What follows is a set of records; repeat all of them exactly.

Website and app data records
----

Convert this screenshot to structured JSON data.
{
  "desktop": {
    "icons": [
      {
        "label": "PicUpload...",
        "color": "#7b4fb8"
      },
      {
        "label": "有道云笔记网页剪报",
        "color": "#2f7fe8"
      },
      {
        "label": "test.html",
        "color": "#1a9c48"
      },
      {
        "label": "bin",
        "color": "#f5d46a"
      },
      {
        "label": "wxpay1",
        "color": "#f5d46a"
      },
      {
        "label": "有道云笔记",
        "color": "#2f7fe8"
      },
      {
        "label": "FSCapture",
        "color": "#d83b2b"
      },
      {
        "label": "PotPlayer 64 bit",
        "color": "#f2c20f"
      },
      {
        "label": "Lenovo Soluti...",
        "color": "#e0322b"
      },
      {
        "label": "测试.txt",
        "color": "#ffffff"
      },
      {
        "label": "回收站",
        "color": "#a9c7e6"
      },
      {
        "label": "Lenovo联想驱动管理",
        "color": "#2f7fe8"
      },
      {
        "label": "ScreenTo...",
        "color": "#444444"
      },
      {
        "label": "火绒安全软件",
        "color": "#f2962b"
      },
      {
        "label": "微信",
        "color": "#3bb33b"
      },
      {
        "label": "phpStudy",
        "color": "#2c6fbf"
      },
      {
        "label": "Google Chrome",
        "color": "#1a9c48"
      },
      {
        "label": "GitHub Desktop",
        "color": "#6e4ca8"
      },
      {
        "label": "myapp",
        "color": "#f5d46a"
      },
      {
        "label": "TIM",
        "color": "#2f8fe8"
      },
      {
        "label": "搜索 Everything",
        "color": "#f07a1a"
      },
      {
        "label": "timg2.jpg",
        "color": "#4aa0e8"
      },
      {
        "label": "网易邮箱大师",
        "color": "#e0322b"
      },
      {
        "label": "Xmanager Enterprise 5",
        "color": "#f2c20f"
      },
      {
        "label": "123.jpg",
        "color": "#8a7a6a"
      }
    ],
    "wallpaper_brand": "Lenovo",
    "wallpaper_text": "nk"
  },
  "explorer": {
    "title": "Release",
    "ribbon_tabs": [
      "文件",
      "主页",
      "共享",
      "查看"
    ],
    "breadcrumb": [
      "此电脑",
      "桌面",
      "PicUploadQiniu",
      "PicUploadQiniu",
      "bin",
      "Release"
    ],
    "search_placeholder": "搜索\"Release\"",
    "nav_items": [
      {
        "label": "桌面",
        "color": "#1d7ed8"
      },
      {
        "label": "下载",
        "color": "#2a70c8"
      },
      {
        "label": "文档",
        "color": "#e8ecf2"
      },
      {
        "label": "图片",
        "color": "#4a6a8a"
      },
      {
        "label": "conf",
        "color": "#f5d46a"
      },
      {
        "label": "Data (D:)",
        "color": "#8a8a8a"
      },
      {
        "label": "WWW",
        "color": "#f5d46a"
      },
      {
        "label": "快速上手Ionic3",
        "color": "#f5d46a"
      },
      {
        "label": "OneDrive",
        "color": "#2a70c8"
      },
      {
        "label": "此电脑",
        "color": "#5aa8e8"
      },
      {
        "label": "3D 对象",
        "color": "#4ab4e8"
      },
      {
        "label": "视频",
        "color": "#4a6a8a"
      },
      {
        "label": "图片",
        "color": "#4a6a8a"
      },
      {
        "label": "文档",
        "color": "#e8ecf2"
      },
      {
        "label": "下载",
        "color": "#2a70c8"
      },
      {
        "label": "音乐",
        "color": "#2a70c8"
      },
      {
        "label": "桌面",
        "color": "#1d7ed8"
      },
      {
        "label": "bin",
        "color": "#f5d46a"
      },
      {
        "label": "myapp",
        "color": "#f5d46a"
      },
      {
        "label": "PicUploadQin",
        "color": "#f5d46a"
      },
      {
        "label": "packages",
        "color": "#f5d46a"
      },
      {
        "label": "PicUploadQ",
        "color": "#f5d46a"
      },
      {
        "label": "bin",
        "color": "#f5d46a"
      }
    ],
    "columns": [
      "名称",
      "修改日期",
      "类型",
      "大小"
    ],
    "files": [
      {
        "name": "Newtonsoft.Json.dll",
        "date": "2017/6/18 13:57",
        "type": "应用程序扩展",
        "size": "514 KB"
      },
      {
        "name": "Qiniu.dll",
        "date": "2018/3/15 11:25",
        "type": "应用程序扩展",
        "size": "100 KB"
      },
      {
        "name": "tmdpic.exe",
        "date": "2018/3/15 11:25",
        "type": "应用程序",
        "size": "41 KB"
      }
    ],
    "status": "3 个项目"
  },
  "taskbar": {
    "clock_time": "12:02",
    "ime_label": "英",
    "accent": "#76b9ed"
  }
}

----

Answer space:
Convert this screenshot to structured JSON data.
{
  "desktop": {
    "icons": [
      {
        "label": "PicUpload...",
        "color": "#7b4fb8"
      },
      {
        "label": "有道云笔记网页剪报",
        "color": "#2f7fe8"
      },
      {
        "label": "test.html",
        "color": "#1a9c48"
      },
      {
        "label": "bin",
        "color": "#f5d46a"
      },
      {
        "label": "wxpay1",
        "color": "#f5d46a"
      },
      {
        "label": "有道云笔记",
        "color": "#2f7fe8"
      },
      {
        "label": "FSCapture",
        "color": "#d83b2b"
      },
      {
        "label": "PotPlayer 64 bit",
        "color": "#f2c20f"
      },
      {
        "label": "Lenovo Soluti...",
        "color": "#e0322b"
      },
      {
        "label": "测试.txt",
        "color": "#ffffff"
      },
      {
        "label": "回收站",
        "color": "#a9c7e6"
      },
      {
        "label": "Lenovo联想驱动管理",
        "color": "#2f7fe8"
      },
      {
        "label": "ScreenTo...",
        "color": "#444444"
      },
      {
        "label": "火绒安全软件",
        "color": "#f2962b"
      },
      {
        "label": "微信",
        "color": "#3bb33b"
      },
      {
        "label": "phpStudy",
        "color": "#2c6fbf"
      },
      {
        "label": "Google Chrome",
        "color": "#1a9c48"
      },
      {
        "label": "GitHub Desktop",
        "color": "#6e4ca8"
      },
      {
        "label": "myapp",
        "color": "#f5d46a"
      },
      {
        "label": "TIM",
        "color": "#2f8fe8"
      },
      {
        "label": "搜索 Everything",
        "color": "#f07a1a"
      },
      {
        "label": "timg2.jpg",
        "color": "#4aa0e8"
      },
      {
        "label": "网易邮箱大师",
        "color": "#e0322b"
      },
      {
        "label": "Xmanager Enterprise 5",
        "color": "#f2c20f"
      },
      {
        "label": "123.jpg",
        "color": "#8a7a6a"
      }
    ],
    "wallpaper_brand": "Lenovo",
    "wallpaper_text": "nk"
  },
  "explorer": {
    "title": "Release",
    "ribbon_tabs": [
      "文件",
      "主页",
      "共享",
      "查看"
    ],
    "breadcrumb": [
      "此电脑",
      "桌面",
      "PicUploadQiniu",
      "PicUploadQiniu",
      "bin",
      "Release"
    ],
    "search_placeholder": "搜索\"Release\"",
    "nav_items": [
      {
        "label": "桌面",
        "color": "#1d7ed8"
      },
      {
        "label": "下载",
        "color": "#2a70c8"
      },
      {
        "label": "文档",
        "color": "#e8ecf2"
      },
      {
        "label": "图片",
        "color": "#4a6a8a"
      },
      {
        "label": "conf",
        "color": "#f5d46a"
      },
      {
        "label": "Data (D:)",
        "color": "#8a8a8a"
      },
      {
        "label": "WWW",
        "color": "#f5d46a"
      },
      {
        "label": "快速上手Ionic3",
        "color": "#f5d46a"
      },
      {
        "label": "OneDrive",
        "color": "#2a70c8"
      },
      {
        "label": "此电脑",
        "color": "#5aa8e8"
      },
      {
        "label": "3D 对象",
        "color": "#4ab4e8"
      },
      {
        "label": "视频",
        "color": "#4a6a8a"
      },
      {
        "label": "图片",
        "color": "#4a6a8a"
      },
      {
        "label": "文档",
        "color": "#e8ecf2"
      },
      {
        "label": "下载",
        "color": "#2a70c8"
      },
      {
        "label": "音乐",
        "color": "#2a70c8"
      },
      {
        "label": "桌面",
        "color": "#1d7ed8"
      },
      {
        "label": "bin",
        "color": "#f5d46a"
      },
      {
        "label": "myapp",
        "color": "#f5d46a"
      },
      {
        "label": "PicUploadQin",
        "color": "#f5d46a"
      },
      {
        "label": "packages",
        "color": "#f5d46a"
      },
      {
        "label": "PicUploadQ",
        "color": "#f5d46a"
      },
      {
        "label": "bin",
        "color": "#f5d46a"
      }
    ],
    "columns": [
      "名称",
      "修改日期",
      "类型",
      "大小"
    ],
    "files": [
      {
        "name": "Newtonsoft.Json.dll",
        "date": "2017/6/18 13:57",
        "type": "应用程序扩展",
        "size": "514 KB"
      },
      {
        "name": "Qiniu.dll",
        "date": "2018/3/15 11:25",
        "type": "应用程序扩展",
        "size": "100 KB"
      },
      {
        "name": "tmdpic.exe",
        "date": "2018/3/15 11:25",
        "type": "应用程序",
        "size": "41 KB"
      }
    ],
    "status": "3 个项目"
  },
  "taskbar": {
    "clock_time": "12:02",
    "ime_label": "英",
    "accent": "#76b9ed"
  }
}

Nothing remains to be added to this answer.